Work instructions -> In the copy of these records, include no pictures and change nothing else.

• • • • •

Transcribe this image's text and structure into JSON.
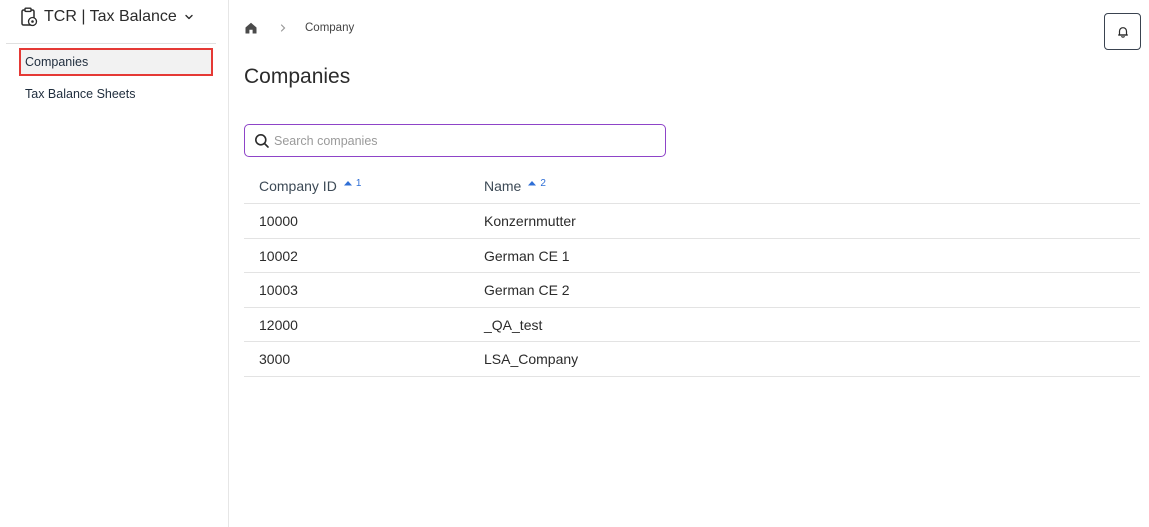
{
  "sidebar": {
    "app_title": "TCR | Tax Balance",
    "items": [
      {
        "label": "Companies",
        "active": true
      },
      {
        "label": "Tax Balance Sheets",
        "active": false
      }
    ]
  },
  "breadcrumb": {
    "current": "Company"
  },
  "page": {
    "title": "Companies"
  },
  "search": {
    "placeholder": "Search companies",
    "value": ""
  },
  "table": {
    "columns": [
      {
        "label": "Company ID",
        "sort": "ascending",
        "sort_index": "1"
      },
      {
        "label": "Name",
        "sort": "ascending",
        "sort_index": "2"
      }
    ],
    "rows": [
      {
        "id": "10000",
        "name": "Konzernmutter"
      },
      {
        "id": "10002",
        "name": "German CE 1"
      },
      {
        "id": "10003",
        "name": "German CE 2"
      },
      {
        "id": "12000",
        "name": "_QA_test"
      },
      {
        "id": "3000",
        "name": "LSA_Company"
      }
    ]
  },
  "colors": {
    "active_outline": "#e53935",
    "search_border": "#8e44c8",
    "sort_accent": "#2f6fd6"
  },
  "icons": {
    "app": "clipboard-settings-icon",
    "switcher": "chevron-down-icon",
    "home": "home-icon",
    "separator": "chevron-right-icon",
    "notifications": "bell-icon",
    "search": "search-icon",
    "sort": "sort-up-icon"
  }
}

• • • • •

Problem solution ->
Transcribe this image's text and structure into JSON.
{
  "sidebar": {
    "app_title": "TCR | Tax Balance",
    "items": [
      {
        "label": "Companies",
        "active": true
      },
      {
        "label": "Tax Balance Sheets",
        "active": false
      }
    ]
  },
  "breadcrumb": {
    "current": "Company"
  },
  "page": {
    "title": "Companies"
  },
  "search": {
    "placeholder": "Search companies",
    "value": ""
  },
  "table": {
    "columns": [
      {
        "label": "Company ID",
        "sort": "ascending",
        "sort_index": "1"
      },
      {
        "label": "Name",
        "sort": "ascending",
        "sort_index": "2"
      }
    ],
    "rows": [
      {
        "id": "10000",
        "name": "Konzernmutter"
      },
      {
        "id": "10002",
        "name": "German CE 1"
      },
      {
        "id": "10003",
        "name": "German CE 2"
      },
      {
        "id": "12000",
        "name": "_QA_test"
      },
      {
        "id": "3000",
        "name": "LSA_Company"
      }
    ]
  },
  "colors": {
    "active_outline": "#e53935",
    "search_border": "#8e44c8",
    "sort_accent": "#2f6fd6"
  },
  "icons": {
    "app": "clipboard-settings-icon",
    "switcher": "chevron-down-icon",
    "home": "home-icon",
    "separator": "chevron-right-icon",
    "notifications": "bell-icon",
    "search": "search-icon",
    "sort": "sort-up-icon"
  }
}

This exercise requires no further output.